“The question that’s out there is to what extent has any relaxation of rules of engagement or restrictions based on civcas been put in place by the new administration,” they added. “I don’t know – clearly we have reporting on an increase in civcas [in Iraq and Syria]. To some extent that’s going to be driven by high-op tempo in urban areas – but the US also has a very long history of doing that kind of stuff very well in Afghanistan with minimal civilian casualties – so it begs the question, what is different?”
There are signs elsewhere – in the US’s unilateral campaign against alleged al Qaeda linked targets in Syria – that a higher tolerance for civilian casualties may be emerging. As Airwars first reported on March 16th, US aircraft bombed what was described as an al Qaeda “meeting place” – adjacent to what officials knew to be a mosque in rural western Aleppo. At least 42 people, mostly civilians, were killed, according to the Syrian Observatory for Human Rights.

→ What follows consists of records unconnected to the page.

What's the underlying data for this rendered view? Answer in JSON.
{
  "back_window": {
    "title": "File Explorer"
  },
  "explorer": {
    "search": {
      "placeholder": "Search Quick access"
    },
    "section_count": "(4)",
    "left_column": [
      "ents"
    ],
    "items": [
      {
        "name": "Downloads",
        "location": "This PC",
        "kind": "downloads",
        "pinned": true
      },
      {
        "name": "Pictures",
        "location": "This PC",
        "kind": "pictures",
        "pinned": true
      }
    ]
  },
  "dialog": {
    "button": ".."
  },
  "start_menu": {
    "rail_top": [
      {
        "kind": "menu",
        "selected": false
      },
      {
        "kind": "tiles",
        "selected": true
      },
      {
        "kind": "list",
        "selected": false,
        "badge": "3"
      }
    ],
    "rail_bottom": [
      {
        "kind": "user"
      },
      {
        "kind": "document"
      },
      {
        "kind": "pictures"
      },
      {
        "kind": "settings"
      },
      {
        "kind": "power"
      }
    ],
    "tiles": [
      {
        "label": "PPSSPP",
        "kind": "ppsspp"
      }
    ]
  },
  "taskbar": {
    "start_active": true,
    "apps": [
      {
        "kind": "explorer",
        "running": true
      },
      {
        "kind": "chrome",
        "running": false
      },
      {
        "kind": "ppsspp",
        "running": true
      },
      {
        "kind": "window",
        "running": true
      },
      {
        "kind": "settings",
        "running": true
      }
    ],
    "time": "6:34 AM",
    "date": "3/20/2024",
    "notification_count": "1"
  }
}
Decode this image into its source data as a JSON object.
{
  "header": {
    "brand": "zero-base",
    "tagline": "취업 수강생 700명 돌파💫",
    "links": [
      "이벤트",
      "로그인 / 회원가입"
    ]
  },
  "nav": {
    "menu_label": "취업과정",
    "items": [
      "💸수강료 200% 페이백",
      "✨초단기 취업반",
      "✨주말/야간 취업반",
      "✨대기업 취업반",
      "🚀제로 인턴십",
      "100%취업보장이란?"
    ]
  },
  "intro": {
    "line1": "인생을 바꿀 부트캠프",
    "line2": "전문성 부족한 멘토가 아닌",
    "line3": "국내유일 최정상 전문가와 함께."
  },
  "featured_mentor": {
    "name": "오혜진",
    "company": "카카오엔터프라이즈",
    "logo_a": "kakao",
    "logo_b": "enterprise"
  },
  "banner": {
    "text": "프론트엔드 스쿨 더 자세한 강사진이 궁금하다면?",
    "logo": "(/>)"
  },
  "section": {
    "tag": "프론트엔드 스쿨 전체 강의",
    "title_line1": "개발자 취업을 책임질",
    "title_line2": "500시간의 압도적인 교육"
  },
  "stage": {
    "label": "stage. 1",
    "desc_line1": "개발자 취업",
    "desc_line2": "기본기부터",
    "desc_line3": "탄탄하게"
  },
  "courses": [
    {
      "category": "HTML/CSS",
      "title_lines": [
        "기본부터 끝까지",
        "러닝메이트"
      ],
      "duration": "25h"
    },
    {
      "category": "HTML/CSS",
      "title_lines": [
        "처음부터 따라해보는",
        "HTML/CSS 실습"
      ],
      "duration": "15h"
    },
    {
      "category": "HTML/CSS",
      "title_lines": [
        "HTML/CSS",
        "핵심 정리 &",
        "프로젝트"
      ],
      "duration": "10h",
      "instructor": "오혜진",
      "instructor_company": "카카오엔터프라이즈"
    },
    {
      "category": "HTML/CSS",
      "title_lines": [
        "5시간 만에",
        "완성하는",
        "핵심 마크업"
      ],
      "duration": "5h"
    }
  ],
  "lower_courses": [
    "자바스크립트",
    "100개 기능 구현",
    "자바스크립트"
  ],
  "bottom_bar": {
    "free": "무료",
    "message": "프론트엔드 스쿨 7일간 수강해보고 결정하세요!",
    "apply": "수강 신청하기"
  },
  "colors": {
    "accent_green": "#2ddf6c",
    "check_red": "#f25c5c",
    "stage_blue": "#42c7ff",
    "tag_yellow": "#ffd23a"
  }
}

Parts of the mosque were also destroyed.
In a letter dated March 10th more than 30 former US officials wrote to US Defense Secretary Mattis, encouraging him to ensure continued civilian protections similar to those set out by the Obama administration.
Initial data for March provides further evidence that civilian casualty allegations are both becoming more common under President Trump, and are likely to outrun Coalition efforts to track and investigate them.